Richard: Yeah, mine’s Alive as well. We kind of crashed on that one. I love Alive, watched it when I was a kid, and my mum read the book, and I was fascinated.
Christopher: Silence of the Lambs. Absolutely. Anthony Hopkins, everything about that. Just the creepiness of it all. When I was younger, I was shitting my pants just watching it with my brothers, all of us going, "Oh my God." So that would always stay with me.
Adam: Probably on a similar page to Chris, Silence of the Lambs would be one of them. But also, the new Dahmer thing is just unbelievable. I think it's incredible. It's definitely one of my favorite things that I've ever seen, just how well executed it is. That scene when he drinks blood…I won't go more into it if people haven't seen it, but whoa, it's so good. It's amazing.
Barbara: Tonally, how did you make the decisions that you did? Because I feel like there's comedic elements in the movie, but it never really goes lighthearted at all. Would you discuss the reasons for the decisions you made surrounding the tone?
Richard: The tone is just us, and that's something that we wanted to do from the get go. We started going down a direction with it. We were like, “We can't do that. That's too ridiculous, or that's too stupid.” And we're like, “Yeah, we can, because we are the only people in this that make the decisions on this movie, so we can do whatever the hell we want,” and let's make a film for us rather than worrying about, “Oh, is that going to go down well, or is the audience going to find that as funny as we do?” You can't start thinking like that; you put yourself in a box, so we are just going to do what we want to do, and hopefully, we'll find some idiots out there that feel the same way.
Barbara: What was the most fun scene for you to shoot?
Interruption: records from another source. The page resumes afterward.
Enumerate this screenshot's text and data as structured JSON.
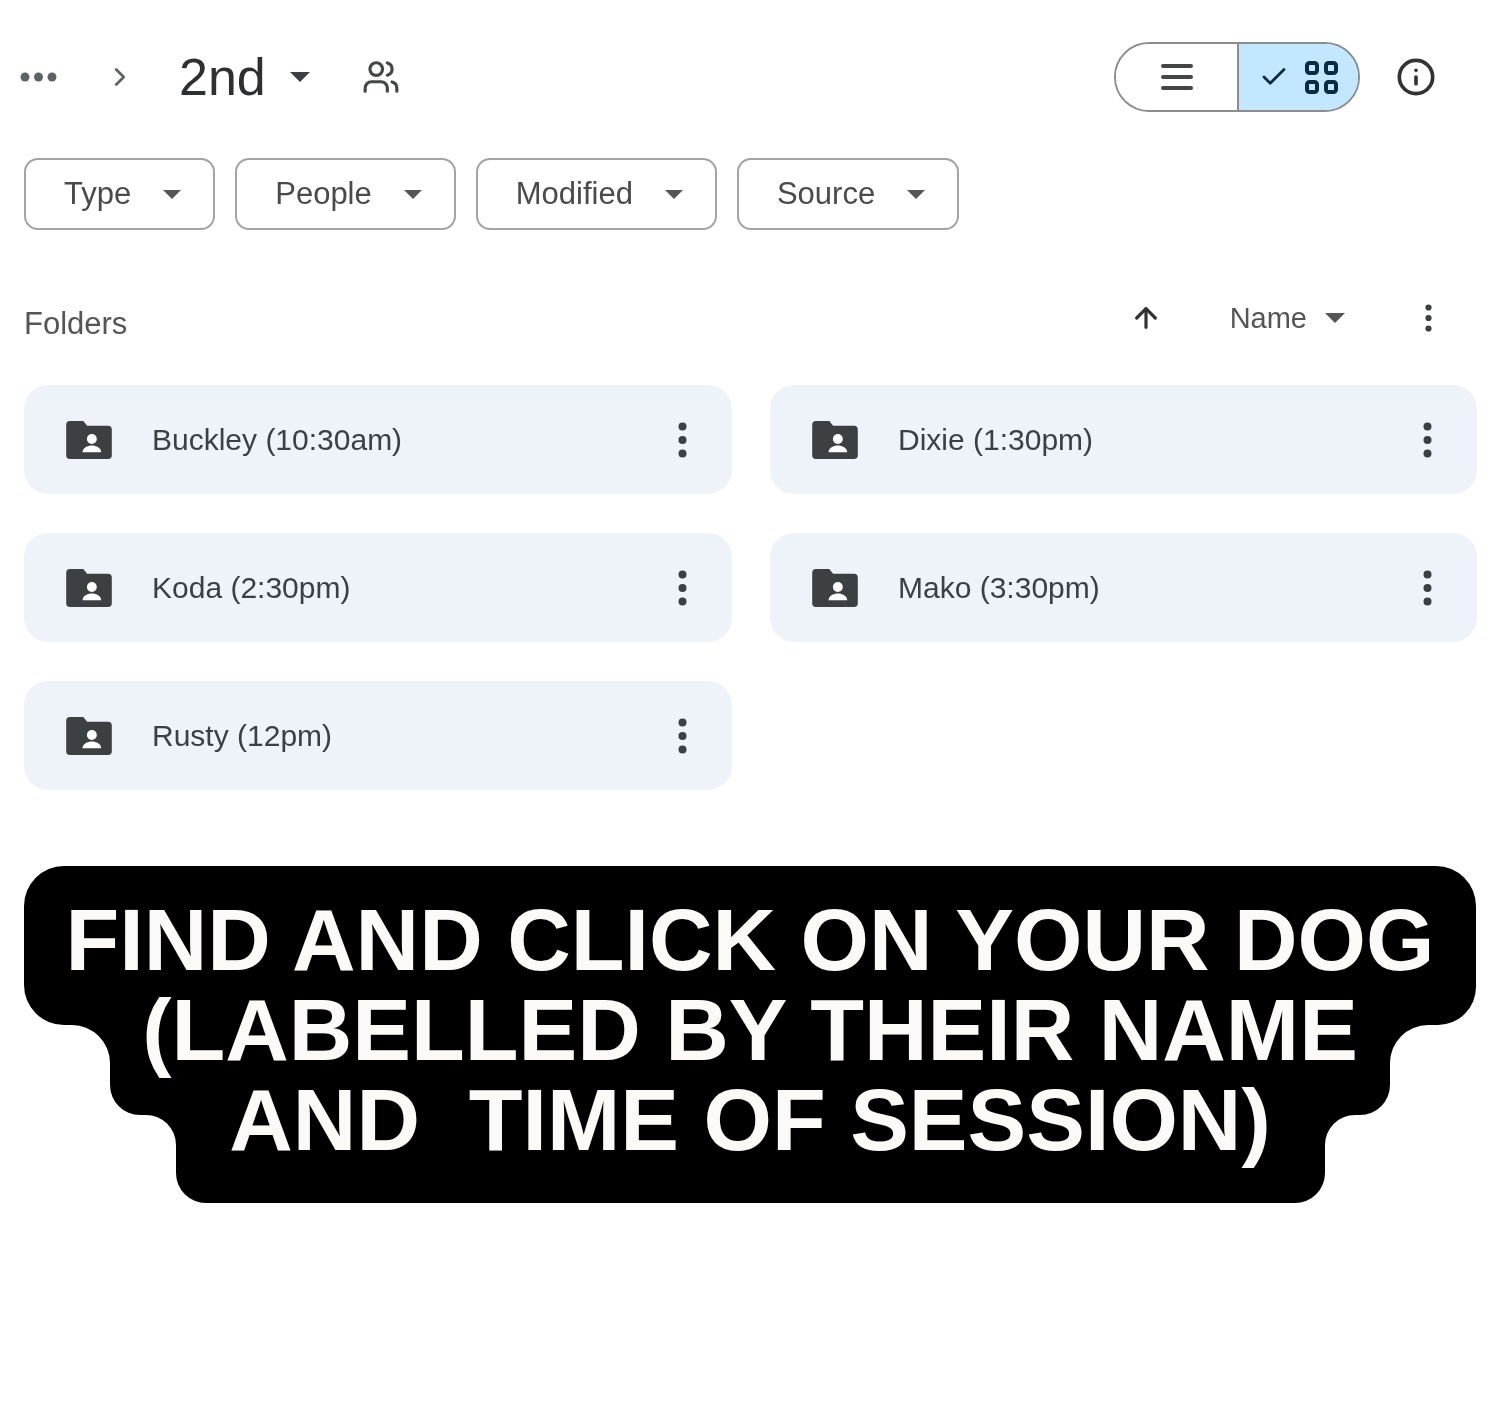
{
  "breadcrumb": {
    "current": "2nd"
  },
  "view_toggle": [
    {
      "kind": "list",
      "selected": false
    },
    {
      "kind": "grid",
      "selected": true
    }
  ],
  "filters": [
    "Type",
    "People",
    "Modified",
    "Source"
  ],
  "section_title": "Folders",
  "sort": {
    "field": "Name",
    "ascending": true
  },
  "folders": [
    "Buckley (10:30am)",
    "Dixie (1:30pm)",
    "Koda (2:30pm)",
    "Mako (3:30pm)",
    "Rusty (12pm)"
  ],
  "caption": "FIND AND CLICK ON YOUR DOG\n(LABELLED BY THEIR NAME\nAND  TIME OF SESSION)"
}
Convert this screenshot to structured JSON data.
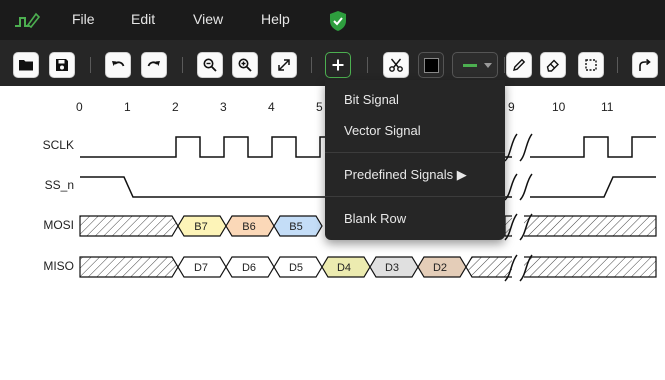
{
  "menubar": {
    "items": [
      "File",
      "Edit",
      "View",
      "Help"
    ]
  },
  "toolbar": {
    "buttons": [
      "open-folder-icon",
      "save-icon",
      "undo-icon",
      "redo-icon",
      "zoom-out-icon",
      "zoom-in-icon",
      "fit-icon",
      "add-icon",
      "cut-icon",
      "color-swatch",
      "stroke-style",
      "pen-icon",
      "eraser-icon",
      "select-icon",
      "curved-arrow-icon"
    ],
    "accent_color": "#4caf50",
    "swatch_color": "#000000"
  },
  "add_menu": {
    "items": [
      "Bit Signal",
      "Vector Signal",
      "Predefined Signals ▶",
      "Blank Row"
    ]
  },
  "timeline": {
    "ticks": [
      "0",
      "1",
      "2",
      "3",
      "4",
      "5",
      "9",
      "10",
      "11"
    ]
  },
  "signals": [
    {
      "name": "SCLK"
    },
    {
      "name": "SS_n"
    },
    {
      "name": "MOSI",
      "segments": [
        {
          "label": "B7",
          "color": "#fdf4b8"
        },
        {
          "label": "B6",
          "color": "#fbd8b8"
        },
        {
          "label": "B5",
          "color": "#c4ddf7"
        }
      ]
    },
    {
      "name": "MISO",
      "segments": [
        {
          "label": "D7",
          "color": "#ffffff"
        },
        {
          "label": "D6",
          "color": "#ffffff"
        },
        {
          "label": "D5",
          "color": "#ffffff"
        },
        {
          "label": "D4",
          "color": "#ecebb0"
        },
        {
          "label": "D3",
          "color": "#e0e0e0"
        },
        {
          "label": "D2",
          "color": "#e4cdb8"
        }
      ]
    }
  ]
}
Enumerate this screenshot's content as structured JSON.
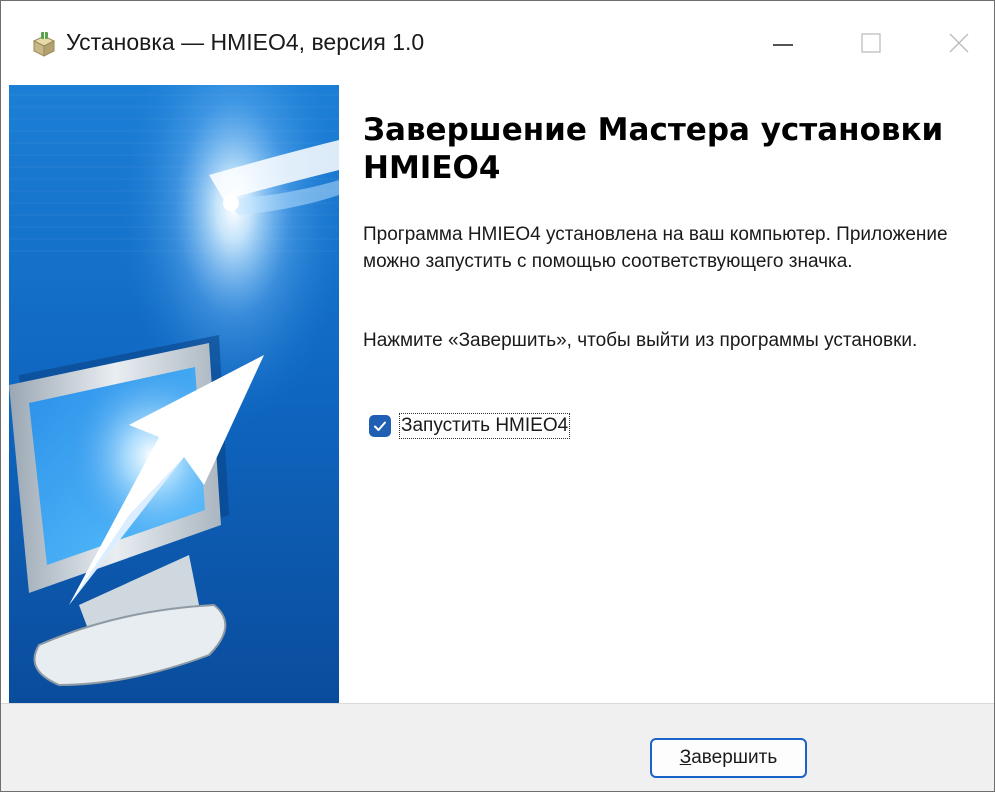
{
  "window": {
    "title": "Установка — HMIEO4, версия 1.0"
  },
  "content": {
    "heading": "Завершение Мастера установки HMIEO4",
    "paragraph1": "Программа HMIEO4 установлена на ваш компьютер. Приложение можно запустить с помощью соответствующего значка.",
    "paragraph2": "Нажмите «Завершить», чтобы выйти из программы установки.",
    "launch_checkbox": {
      "label": "Запустить HMIEO4",
      "checked": true
    }
  },
  "footer": {
    "finish_button": {
      "accel": "З",
      "rest": "авершить"
    }
  },
  "colors": {
    "accent": "#1f5fb4",
    "banner_blue": "#0c5fb8",
    "footer_bg": "#f0f0f0"
  },
  "icons": {
    "app": "installer-box-icon",
    "minimize": "minimize-icon",
    "maximize": "maximize-icon",
    "close": "close-icon",
    "check": "checkmark-icon"
  }
}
Neal: The most fun scene, I suppose, would be the lake scene. It was the most fun, just seeing that all unfold. Just to see Jed's face when he cuts to him, and he's just like, “Why am I here? What are you doing? This is awful.” I think it was a really fun day, just in the sense of it was freezing cold, and we had to keep spirits high. It's sort of tied with the piece at the end, I suppose. But then, thinking about it, maybe now it's probably the kitchen scene, as hard as that was. It was the most fun to smash a kitchen up. I'm not going to say what with, but yeah, that's mine. That's all three of mine then, not one.
Christopher: Yeah, there's multiple ones there. We're literally just becoming the best of friends, starting to actually connect, and you see this sort of relationship start to really develop from the craziness of all of it, where I'm wanting to give up my life, Lionel’s wanting to eat me. And it's like, actually we can be friends now. I loved that segment. The whole process of trying on the clothing, as well; I think that was one of my favorites.
Adam: I think mine is going to probably be the first ever scene that we shot, actually, which was all of Lionel's dialogue on the call when Jed phones him, because Neal obviously brought the fire, and he did a great job. We call “Action,” and then we just watch our movie come to life for the first time, watching Neal go into that place and become this weird, unhinged serial killer and doing his little funny mannerisms whilst he's eating popcorn at the same time. Rich and the whole cinematography side lit the whole thing. It just looked gorgeous. Rich and I were by the monitor, just watching our movie come to life, and that would've been my favorite moment. Plus, it was the moment where I was the least sleep deprived, because it was the first day, but that was my favorite.
Richard: I think definitely as far as the experience on set, the earlier in the shoot, the better. I think my favorite scene in the film as a whole, just watching the film is... I'm torn between the one when Jed finally speaks up – I love that scene – and then the very end scene where it all goes a bit mental. They're my two favorite parts as a viewer.
If you’re hungry to check out FEED ME, it comes out October 27, 2022 on demand and digital. For now, you could feast on the trailer!